Christina S. Chu, MD,
Ultima Vez Modificado: 24 de febrero del 2002
Dear OncoLink "Ask The Experts,"
My wife has been diagnosed with cervical cancer stage IB. The pathology
calls it adenosquamous carcinoma and poorly differentiated. A radical hysterectomy was performed. Twenty-three lymph nodes were removed and are free of cancer. The tumor depth was 0.6cm. The lower uterus was involved as well as the cervix engulfed. Should she have brachytherapy and chemotherapy? The doctors are giving us a variety of opinions.
Christina S. Chu, MD, Assistant Professor of the Division of Gynecologic Oncology at the University of Pennsylvania Health System, responds:
After radical hysterectomy, certain patients may be at higher risk for recurrence. Some of these risk factors include large tumor size (more than 4 cm), cancer spread to pelvic lymph nodes, presence of tumor in the lymphatic and vascular spaces, deep cervical stromal invasion, and surgical margins involved with tumor. For patients with cancer spread to the pelvic lymph nodes, external beam radiation to the pelvis may lead to a modest improvement in prognosis. Patients with negative lymph nodes who have additional risk factors may also benefit from radiation therapy after surgery. Many physicians would recommend external beam radiation, and some might also recommend brachytherapy, depending on the situation. Strong consideration may be given to using chemotherapy in conjunction with radiation, especially for those patients with locally advanced tumors (stage IB, II, III or IV disease), or for those with early disease (stage I to IIA) who also have risk factors for recurrence.

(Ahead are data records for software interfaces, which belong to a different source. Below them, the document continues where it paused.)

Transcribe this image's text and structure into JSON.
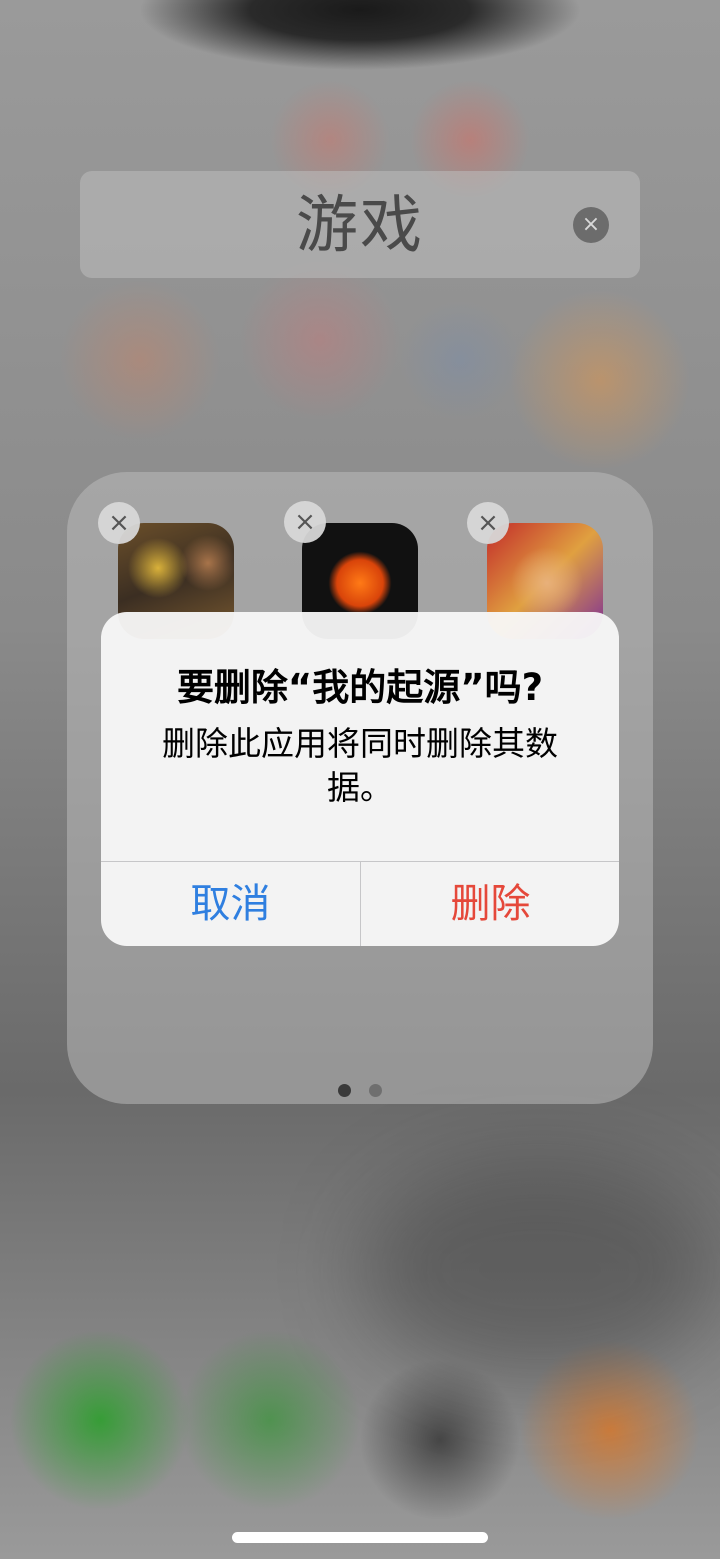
{
  "folder": {
    "title": "游戏",
    "clear_icon": "×",
    "apps": [
      {
        "name": "game-app-1",
        "delete_icon": "×"
      },
      {
        "name": "game-app-2",
        "delete_icon": "×"
      },
      {
        "name": "game-app-3",
        "delete_icon": "×"
      }
    ],
    "page_indicator": {
      "current_page": 1,
      "total_pages": 2
    }
  },
  "alert": {
    "title": "要删除“我的起源”吗?",
    "message": "删除此应用将同时删除其数据。",
    "buttons": {
      "cancel": "取消",
      "delete": "删除"
    },
    "colors": {
      "cancel": "#2f7fe0",
      "delete": "#e5483a"
    }
  }
}
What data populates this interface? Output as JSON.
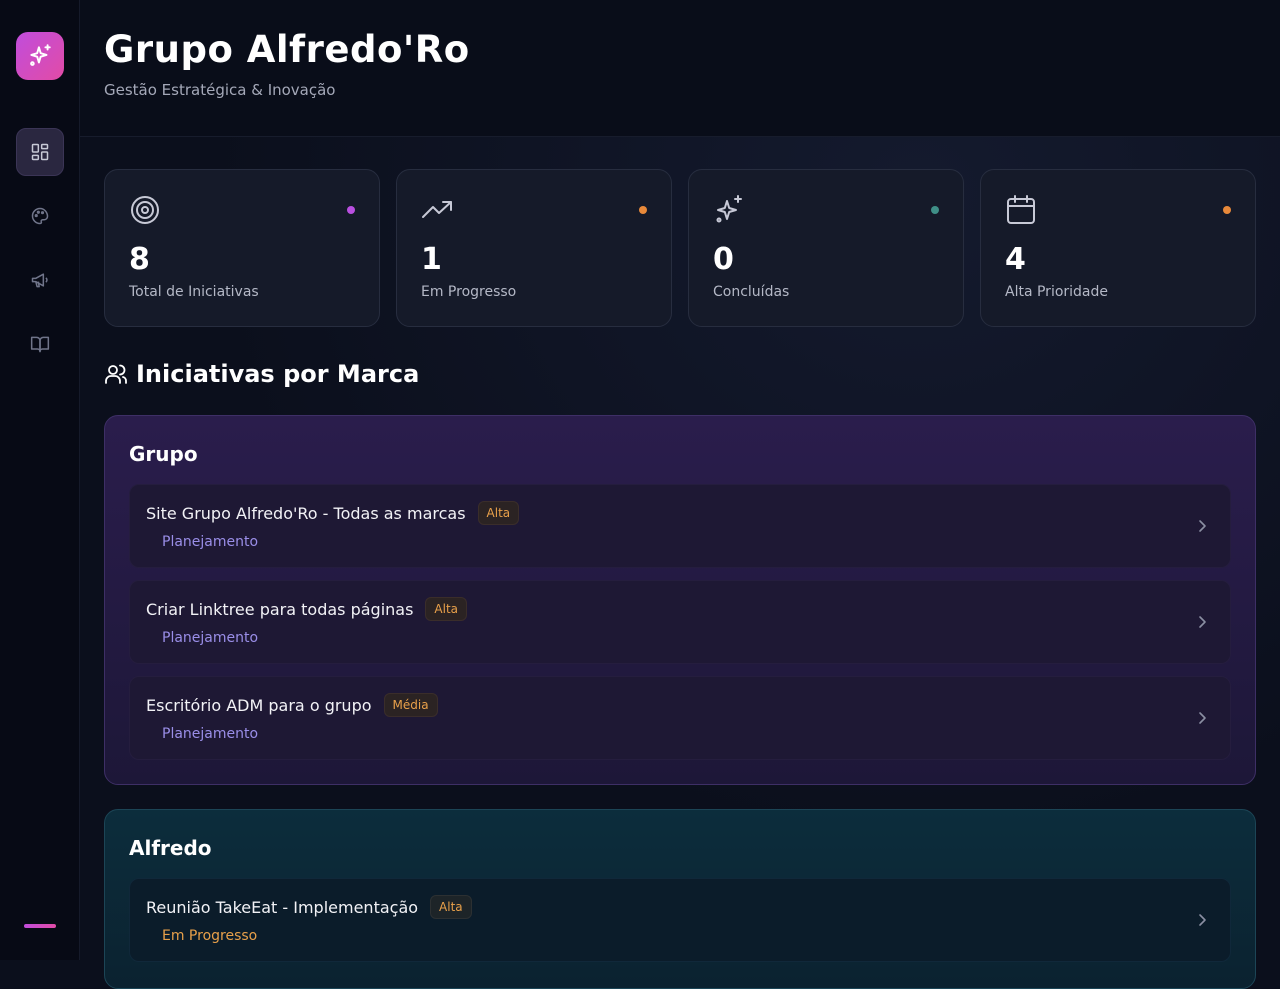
{
  "app": {
    "title": "Grupo Alfredo'Ro",
    "subtitle": "Gestão Estratégica & Inovação"
  },
  "sidebar": {
    "logo_icon": "sparkles-icon",
    "items": [
      {
        "icon": "dashboard-icon",
        "active": true
      },
      {
        "icon": "palette-icon",
        "active": false
      },
      {
        "icon": "megaphone-icon",
        "active": false
      },
      {
        "icon": "book-open-icon",
        "active": false
      }
    ]
  },
  "stats": [
    {
      "icon": "target-icon",
      "value": "8",
      "label": "Total de Iniciativas",
      "dot_color": "#b94fe0"
    },
    {
      "icon": "trending-up-icon",
      "value": "1",
      "label": "Em Progresso",
      "dot_color": "#e8893a"
    },
    {
      "icon": "sparkles-icon",
      "value": "0",
      "label": "Concluídas",
      "dot_color": "#3f8f87"
    },
    {
      "icon": "calendar-icon",
      "value": "4",
      "label": "Alta Prioridade",
      "dot_color": "#e8893a"
    }
  ],
  "section": {
    "icon": "users-icon",
    "title": "Iniciativas por Marca"
  },
  "brands": [
    {
      "name": "Grupo",
      "items": [
        {
          "title": "Site Grupo Alfredo'Ro - Todas as marcas",
          "priority": "Alta",
          "status": "Planejamento"
        },
        {
          "title": "Criar Linktree para todas páginas",
          "priority": "Alta",
          "status": "Planejamento"
        },
        {
          "title": "Escritório ADM para o grupo",
          "priority": "Média",
          "status": "Planejamento"
        }
      ]
    },
    {
      "name": "Alfredo",
      "items": [
        {
          "title": "Reunião TakeEat - Implementação",
          "priority": "Alta",
          "status": "Em Progresso"
        }
      ]
    }
  ],
  "colors": {
    "accent": "#c04ddc",
    "priority": "#e8a04a",
    "status_planning": "#9a8ee8",
    "status_progress": "#e8a04a"
  }
}
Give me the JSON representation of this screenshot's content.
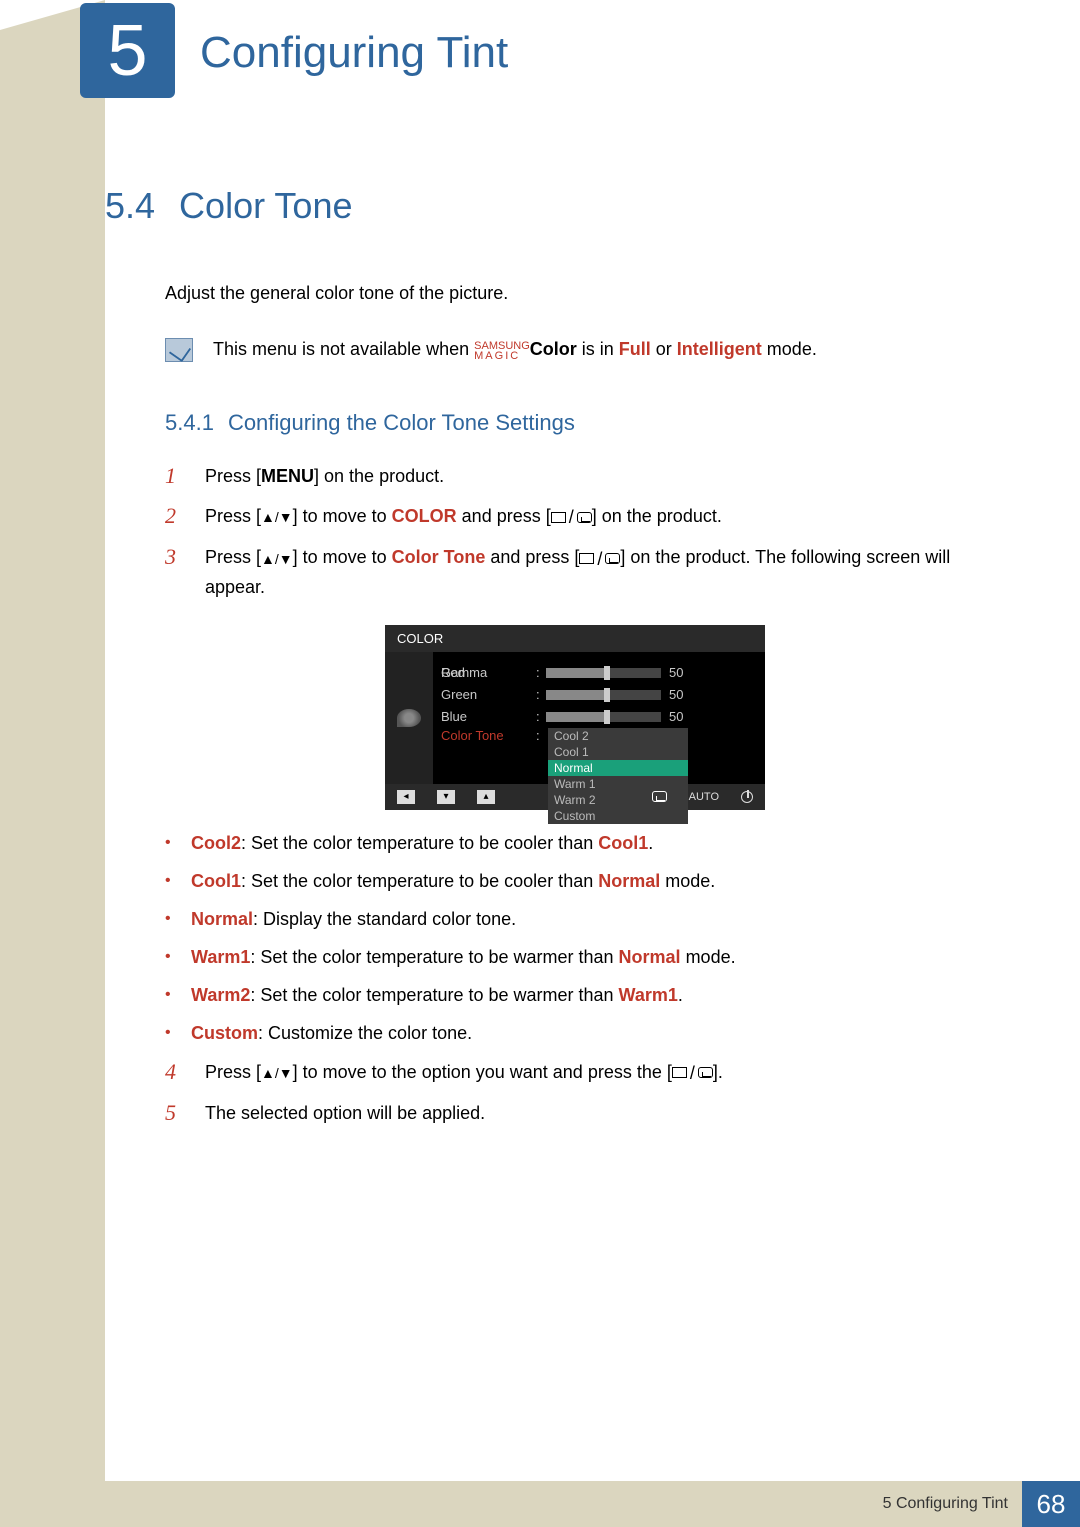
{
  "chapter": {
    "number": "5",
    "title": "Configuring Tint"
  },
  "section": {
    "number": "5.4",
    "title": "Color Tone"
  },
  "intro": "Adjust the general color tone of the picture.",
  "note": {
    "pre": "This menu is not available when ",
    "magic_top": "SAMSUNG",
    "magic_bot": "MAGIC",
    "color_word": "Color",
    "mid": " is in ",
    "full": "Full",
    "or": " or ",
    "intel": "Intelligent",
    "post": " mode."
  },
  "subsection": {
    "number": "5.4.1",
    "title": "Configuring the  Color Tone Settings"
  },
  "steps": {
    "s1": {
      "n": "1",
      "a": "Press [",
      "menu": "MENU",
      "b": "] on the product."
    },
    "s2": {
      "n": "2",
      "a": "Press [",
      "b": "] to move to ",
      "color": "COLOR",
      "c": " and press [",
      "d": "] on the product."
    },
    "s3": {
      "n": "3",
      "a": "Press [",
      "b": "] to move to ",
      "ct": "Color Tone",
      "c": " and press [",
      "d": "] on the product. The following screen will appear."
    },
    "s4": {
      "n": "4",
      "a": "Press [",
      "b": "] to move to the option you want and press the [",
      "c": "]."
    },
    "s5": {
      "n": "5",
      "a": "The selected option will be applied."
    }
  },
  "osd": {
    "title": "COLOR",
    "rows": {
      "red": {
        "label": "Red",
        "value": "50",
        "pct": 50
      },
      "green": {
        "label": "Green",
        "value": "50",
        "pct": 50
      },
      "blue": {
        "label": "Blue",
        "value": "50",
        "pct": 50
      }
    },
    "colortone_label": "Color Tone",
    "gamma_label": "Gamma",
    "options": [
      "Cool 2",
      "Cool 1",
      "Normal",
      "Warm 1",
      "Warm 2",
      "Custom"
    ],
    "selected": "Normal",
    "footer_auto": "AUTO"
  },
  "bullets": {
    "b1": {
      "k": "Cool2",
      "t1": ": Set the color temperature to be cooler than ",
      "r": "Cool1",
      "t2": "."
    },
    "b2": {
      "k": "Cool1",
      "t1": ": Set the color temperature to be cooler than ",
      "r": "Normal",
      "t2": " mode."
    },
    "b3": {
      "k": "Normal",
      "t1": ": Display the standard color tone.",
      "r": "",
      "t2": ""
    },
    "b4": {
      "k": "Warm1",
      "t1": ": Set the color temperature to be warmer than ",
      "r": "Normal",
      "t2": " mode."
    },
    "b5": {
      "k": "Warm2",
      "t1": ": Set the color temperature to be warmer than ",
      "r": "Warm1",
      "t2": "."
    },
    "b6": {
      "k": "Custom",
      "t1": ": Customize the color tone.",
      "r": "",
      "t2": ""
    }
  },
  "footer": {
    "crumb": "5 Configuring Tint",
    "page": "68"
  }
}
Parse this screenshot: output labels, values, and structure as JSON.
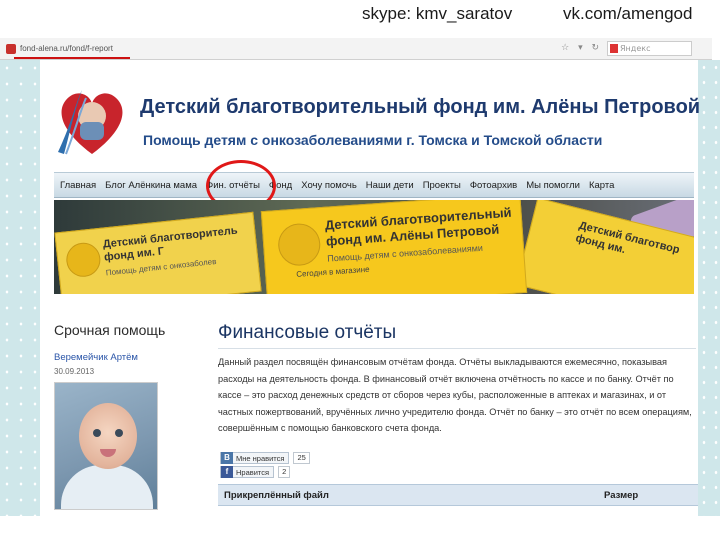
{
  "captions": {
    "skype": "skype: kmv_saratov",
    "vk": "vk.com/amengod"
  },
  "browser": {
    "url": "fond-alena.ru/fond/f-report",
    "search_placeholder": "Яндекс"
  },
  "site": {
    "title": "Детский благотворительный фонд им. Алёны Петровой",
    "subtitle": "Помощь детям с онкозаболеваниями г. Томска и Томской области"
  },
  "menu": [
    "Главная",
    "Блог Алёнкина мама",
    "Фин. отчёты",
    "Фонд",
    "Хочу помочь",
    "Наши дети",
    "Проекты",
    "Фотоархив",
    "Мы помогли",
    "Карта"
  ],
  "banner": {
    "card_title": "Детский благотворительный фонд им. Алёны Петровой",
    "card_title_short": "Детский благотворитель фонд им. Г",
    "card_sub": "Помощь детям с онкозаболев",
    "card_main_sub": "Помощь детям с онкозаболеваниями",
    "card_sub2": "Сегодня в магазине",
    "card_right": "Детский благотвор фонд им."
  },
  "sidebar": {
    "urgent_title": "Срочная помощь",
    "child_name": "Веремейчик Артём",
    "child_date": "30.09.2013"
  },
  "main": {
    "page_title": "Финансовые отчёты",
    "text": "Данный раздел посвящён финансовым отчётам фонда. Отчёты выкладываются ежемесячно, показывая расходы на деятельность фонда. В финансовый отчёт включена отчётность по кассе и по банку. Отчёт по кассе – это расход денежных средств от сборов через кубы, расположенные в аптеках и магазинах, и от частных пожертвований, вручённых лично учредителю фонда. Отчёт по банку – это отчёт по всем операциям, совершённым с помощью банковского счета фонда."
  },
  "share": {
    "vk_label": "Мне нравится",
    "vk_count": "25",
    "fb_label": "Нравится",
    "fb_count": "2"
  },
  "files_table": {
    "col_file": "Прикреплённый файл",
    "col_size": "Размер"
  }
}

Dec 24, 2014 - Clear excision margins are important in the management of stage Ia1 squamous cervical cancer, according to research published in the December issue of the American Journal of Obstetrics & Gynecology.